Historic Premillennialism: Taking the Long View
The days will come in which vines shall grow," imagined Papias of Hierapolis, "each having ten thousand branches, and in each branch ten thousand twigs, and in each true twig ten thousand shoots, and in each one of the shoots ten thousand clusters, and on every one of the clusters ten thousand grapes, and every grape when pressed will give two hundred gallons of wine. And when any of the saints shall lay hold of a cluster, another shall cry out, 'I am a better cluster, take me; bless the Lord through me.'" Papias (c.60-120) was perhaps the first post-biblical author to describe the thousand-year visible Kingdom of Christ—the Millennium.
The early Gnostic heretic Cerinthus (c.100) elaborated on the physical pleasures of the Millennium—including "nuptial" pleasures—to a degree that scandalized the orthodox.
Some early orthodox and heretical Christians found the tangible, sensual expectations of the Millennium irresistible.
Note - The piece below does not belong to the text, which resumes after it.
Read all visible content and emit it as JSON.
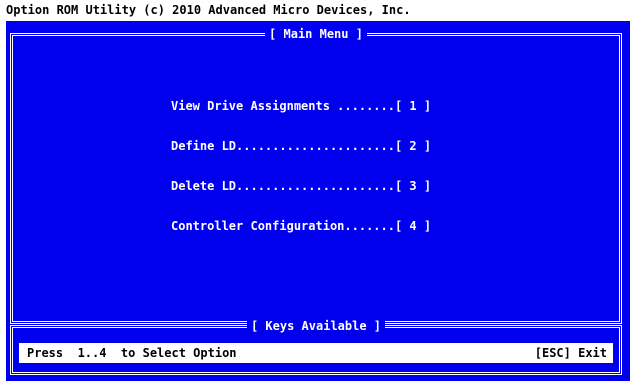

But as Christians gained more experience with these expectations, they found sufficient reason to be wary.
The first premillennialist
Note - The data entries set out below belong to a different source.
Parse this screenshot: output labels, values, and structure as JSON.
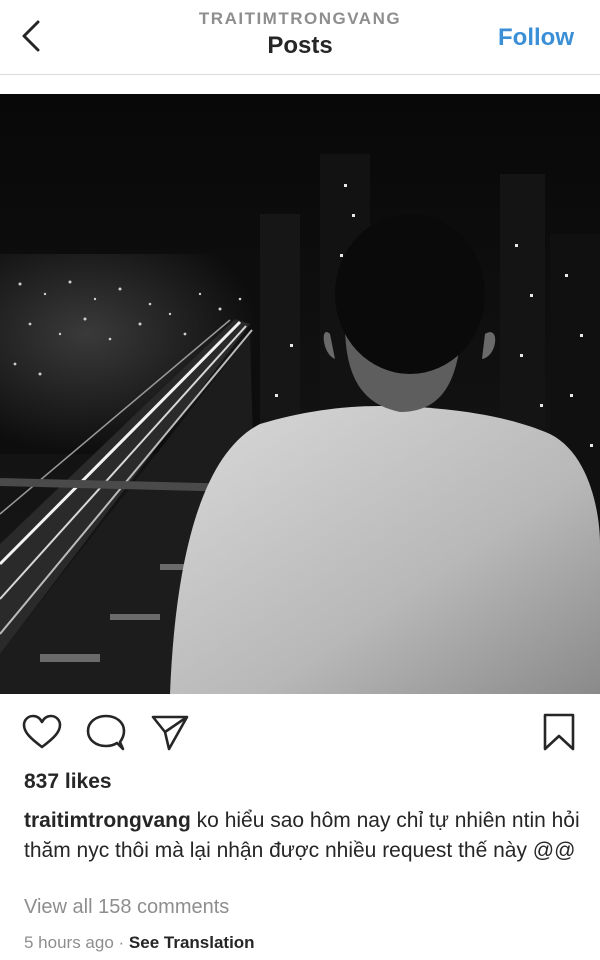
{
  "header": {
    "username": "TRAITIMTRONGVANG",
    "title": "Posts",
    "follow_label": "Follow"
  },
  "icons": {
    "back": "chevron-left-icon",
    "like": "heart-icon",
    "comment": "comment-icon",
    "share": "paper-plane-icon",
    "save": "bookmark-icon"
  },
  "post": {
    "likes": "837 likes",
    "caption_user": "traitimtrongvang",
    "caption_text": " ko hiểu sao hôm nay chỉ tự nhiên ntin hỏi thăm nyc thôi mà lại nhận được nhiều request thế này @@",
    "view_comments": "View all 158 comments",
    "timestamp": "5 hours ago",
    "separator": " · ",
    "see_translation": "See Translation"
  },
  "colors": {
    "accent": "#3b8fd6",
    "muted": "#8e8e8e",
    "text": "#262626"
  }
}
As years turned into decades, and decades into centuries, it became clear that, in spite of the hopes of some, the Millennium hadn't started with Jesus' resurrection. Although some modern scholars speculate this might have caused dismay, there is no evidence—either in internal exhortations or in answers to external critics—that it bothered anyone.
Christians routinely prayed that the end of the world be postponed. It appears that the delay was simply not an issue. Those who expected the Millennium were confident that it would come. The question was simply when.
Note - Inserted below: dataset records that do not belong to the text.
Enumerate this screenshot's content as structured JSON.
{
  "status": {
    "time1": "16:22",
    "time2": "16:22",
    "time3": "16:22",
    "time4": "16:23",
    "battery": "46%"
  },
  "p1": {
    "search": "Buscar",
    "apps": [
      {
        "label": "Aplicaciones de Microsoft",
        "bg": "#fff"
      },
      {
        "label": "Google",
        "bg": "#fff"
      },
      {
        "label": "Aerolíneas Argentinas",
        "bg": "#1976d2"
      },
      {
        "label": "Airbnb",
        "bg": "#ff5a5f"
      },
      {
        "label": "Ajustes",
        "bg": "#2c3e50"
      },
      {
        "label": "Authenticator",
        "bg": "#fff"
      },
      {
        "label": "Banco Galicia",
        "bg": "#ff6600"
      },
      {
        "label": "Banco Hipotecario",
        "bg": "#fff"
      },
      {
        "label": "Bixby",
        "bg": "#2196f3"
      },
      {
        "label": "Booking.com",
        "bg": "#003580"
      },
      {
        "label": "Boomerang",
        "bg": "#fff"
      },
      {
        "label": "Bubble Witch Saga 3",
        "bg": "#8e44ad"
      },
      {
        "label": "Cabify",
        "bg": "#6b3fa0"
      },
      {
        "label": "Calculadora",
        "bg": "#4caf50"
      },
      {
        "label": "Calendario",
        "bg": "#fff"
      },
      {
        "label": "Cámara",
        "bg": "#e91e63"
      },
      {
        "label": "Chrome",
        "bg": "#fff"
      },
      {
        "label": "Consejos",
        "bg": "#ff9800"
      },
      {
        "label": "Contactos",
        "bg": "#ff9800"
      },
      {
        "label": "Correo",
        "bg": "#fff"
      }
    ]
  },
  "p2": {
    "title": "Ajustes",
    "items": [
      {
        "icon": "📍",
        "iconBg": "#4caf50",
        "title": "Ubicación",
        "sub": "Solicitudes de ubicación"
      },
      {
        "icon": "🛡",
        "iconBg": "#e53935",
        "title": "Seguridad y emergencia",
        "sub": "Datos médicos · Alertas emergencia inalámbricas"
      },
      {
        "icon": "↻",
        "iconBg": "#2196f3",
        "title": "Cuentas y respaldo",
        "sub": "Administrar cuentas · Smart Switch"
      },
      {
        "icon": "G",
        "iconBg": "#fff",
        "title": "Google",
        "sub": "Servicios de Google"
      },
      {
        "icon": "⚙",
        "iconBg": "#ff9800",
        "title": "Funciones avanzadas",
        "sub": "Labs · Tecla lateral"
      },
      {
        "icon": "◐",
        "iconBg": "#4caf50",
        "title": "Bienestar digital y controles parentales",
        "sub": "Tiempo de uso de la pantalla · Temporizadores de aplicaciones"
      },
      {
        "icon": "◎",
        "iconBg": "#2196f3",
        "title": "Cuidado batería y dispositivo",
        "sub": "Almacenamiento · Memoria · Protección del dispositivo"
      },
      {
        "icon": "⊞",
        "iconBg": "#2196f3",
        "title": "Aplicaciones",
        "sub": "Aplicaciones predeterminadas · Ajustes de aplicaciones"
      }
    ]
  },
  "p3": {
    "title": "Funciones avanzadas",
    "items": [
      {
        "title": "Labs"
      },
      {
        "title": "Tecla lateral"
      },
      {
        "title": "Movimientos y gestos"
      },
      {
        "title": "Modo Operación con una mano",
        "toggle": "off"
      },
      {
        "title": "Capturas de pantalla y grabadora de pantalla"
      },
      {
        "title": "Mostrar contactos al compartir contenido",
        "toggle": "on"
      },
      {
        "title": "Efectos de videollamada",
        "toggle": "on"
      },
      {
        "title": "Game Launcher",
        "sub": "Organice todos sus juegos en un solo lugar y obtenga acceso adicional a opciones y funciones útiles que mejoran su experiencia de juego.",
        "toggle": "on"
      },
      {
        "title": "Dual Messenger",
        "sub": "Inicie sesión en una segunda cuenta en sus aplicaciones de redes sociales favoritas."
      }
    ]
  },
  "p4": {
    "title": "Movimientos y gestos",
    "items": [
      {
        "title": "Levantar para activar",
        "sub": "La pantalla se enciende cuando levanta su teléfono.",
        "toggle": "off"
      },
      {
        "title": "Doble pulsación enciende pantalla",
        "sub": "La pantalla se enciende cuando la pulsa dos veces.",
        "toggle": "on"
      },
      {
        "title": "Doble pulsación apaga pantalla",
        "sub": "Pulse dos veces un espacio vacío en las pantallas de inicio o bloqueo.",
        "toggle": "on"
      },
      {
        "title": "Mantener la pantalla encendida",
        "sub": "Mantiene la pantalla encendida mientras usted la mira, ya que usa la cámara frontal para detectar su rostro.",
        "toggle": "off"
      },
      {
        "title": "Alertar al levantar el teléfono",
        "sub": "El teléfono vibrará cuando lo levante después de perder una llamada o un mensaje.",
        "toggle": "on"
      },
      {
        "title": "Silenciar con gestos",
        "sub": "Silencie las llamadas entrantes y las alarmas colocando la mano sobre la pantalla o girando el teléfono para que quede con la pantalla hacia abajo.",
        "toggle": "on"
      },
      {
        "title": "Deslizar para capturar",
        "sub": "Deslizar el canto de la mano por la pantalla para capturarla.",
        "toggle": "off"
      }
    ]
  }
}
As the years wore on, those who thought about the Millennium began to rethink the event that would initiate it. If the ...